So, here is what went wrong after investigations :
I had started by creating the lxd cluster. For this, on each node I had setup a zfs pool (local, so) with lxd init.
Then after did I create a ceph storage pool for the cluster.
I think that that’s what made things wrong. So, I’ve destroyed the whole cluster and recreated it, by specifying the ceph remote storage driver to lxd init.
Things looks far better.
I can now do :
clusterlxd3 $ snap stop lxd
clusterlxd1 $ lxc move lxd-drupal5 --target clusterlxd2
clusterlxd1 $ lxc start lxc-drupal5
All this work some kind of good.
There is just one thing left that annoys me :
before the snap stop lxd on clusterlxd3, I had setup the ip adress of the container this way :
clusterlxd2 $ lxc network attach lxdbr0 lxc-drupal5 eth0 && lxc config device set lxc-drupal5 eth0 ipv4.address 192.168.220.5
However, after all the above commands to move the container to clusterlxd2, the container starts fine but don’t get it’s configured address.
I expected the config to be on the ceph filesystem (or in the shared db), so that if would stay between the cluster’s host, but it doesn’t seem so.
I continue to investigate…


(BOURIAUD David) #5

Complement to my previous post…
These commands don’t work at all :
clusterlxd3 $ snap start lxd
clusterlxd1 $ lxc move lxc-drupal5 --target clusterlxd3
Error: Migration API failure: Container is running
With ceph default and only storage backend, I expected this to work…


(Free Ekanayaka) #6

Please re-read my first reply. You can move a container from one node to another only if:

  1. The container is stopped.

OR

  1. The node where the container is running is detected as offline.

Regarding the network configuration issue, I would expect that to work too.

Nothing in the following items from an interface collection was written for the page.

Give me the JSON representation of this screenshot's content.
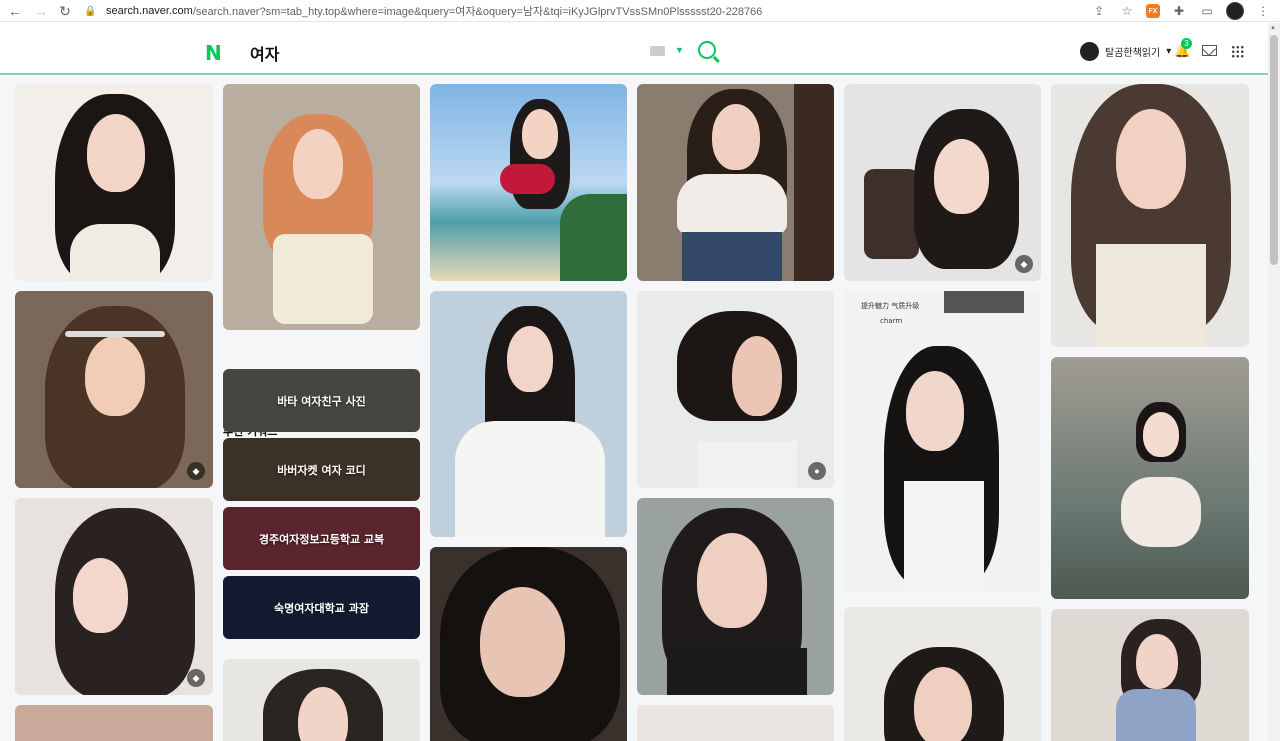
{
  "browser": {
    "url_host": "search.naver.com",
    "url_rest": "/search.naver?sm=tab_hty.top&where=image&query=여자&oquery=남자&tqi=iKyJGlprvTVssSMn0Plssssst20-228766",
    "ext_label": "FX"
  },
  "header": {
    "logo": "N",
    "query": "여자",
    "user_name": "탈곰한책읽기",
    "user_dropdown": "▾",
    "notification_count": "3"
  },
  "keywords": {
    "title": "추천 키워드",
    "items": [
      {
        "label": "바타 여자친구 사진"
      },
      {
        "label": "바버자켓 여자 코디"
      },
      {
        "label": "경주여자정보고등학교 교복"
      },
      {
        "label": "숙명여자대학교 과잠"
      }
    ]
  },
  "tile_texts": {
    "promo": "提升魅力 气质升级",
    "charm": "charm"
  },
  "icons": {
    "back": "arrow-left-icon",
    "forward": "arrow-right-icon",
    "reload": "reload-icon",
    "lock": "lock-icon",
    "share": "share-icon",
    "star": "star-icon",
    "puzzle": "extensions-icon",
    "sidebar": "sidebar-icon",
    "shop": "shopping-bag-icon",
    "location": "location-pin-icon"
  }
}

What network configuration are you seeing in the container after moving it and starting it? @stgraber might help here.


(BOURIAUD David) #7

I had read your first answer carefully, and well, I might have misunderstood the second part. I supposed (but I can see now that I was wrong) that by stopping the lxd daemon on the host, it would be detected as offline.
Maybe that it is not the case and offline means the machine completely down.
Anyway, thanks for your kind help !


(Free Ekanayaka) #8

Stopping the daemon is enough. It takes a few seconds to the detection to happen. You can use:

lxc cluster list

to see what nodes are online and what have been detected as offline.


(BOURIAUD David) #9

Is there any solution existing yet to do what I wanted to wrongly achieve with my lxd cluster ? I mean the container orchestration manager you talked about ?


#10

I don’t think so, I always make sure that I have redundant containers running on all hosts and haproxy directing traffic . That way if a container goes down I don’t need to worry about moving it and just wait for the host to come back up.

Additionally, I’m using ucarp to provide virtual IP addresses for applications like haproxy that need to share a single IP address and failover to a node that’s alive if the host goes down.

Imagine a scenario where you have a large redis dataset and LXD automatically moves it to another host that is alive, while also hosting a redundant container with that same large dataset? You might run that host out of RAM.

I would take care not to introduce such a scenario into your environment.


High availability using lxd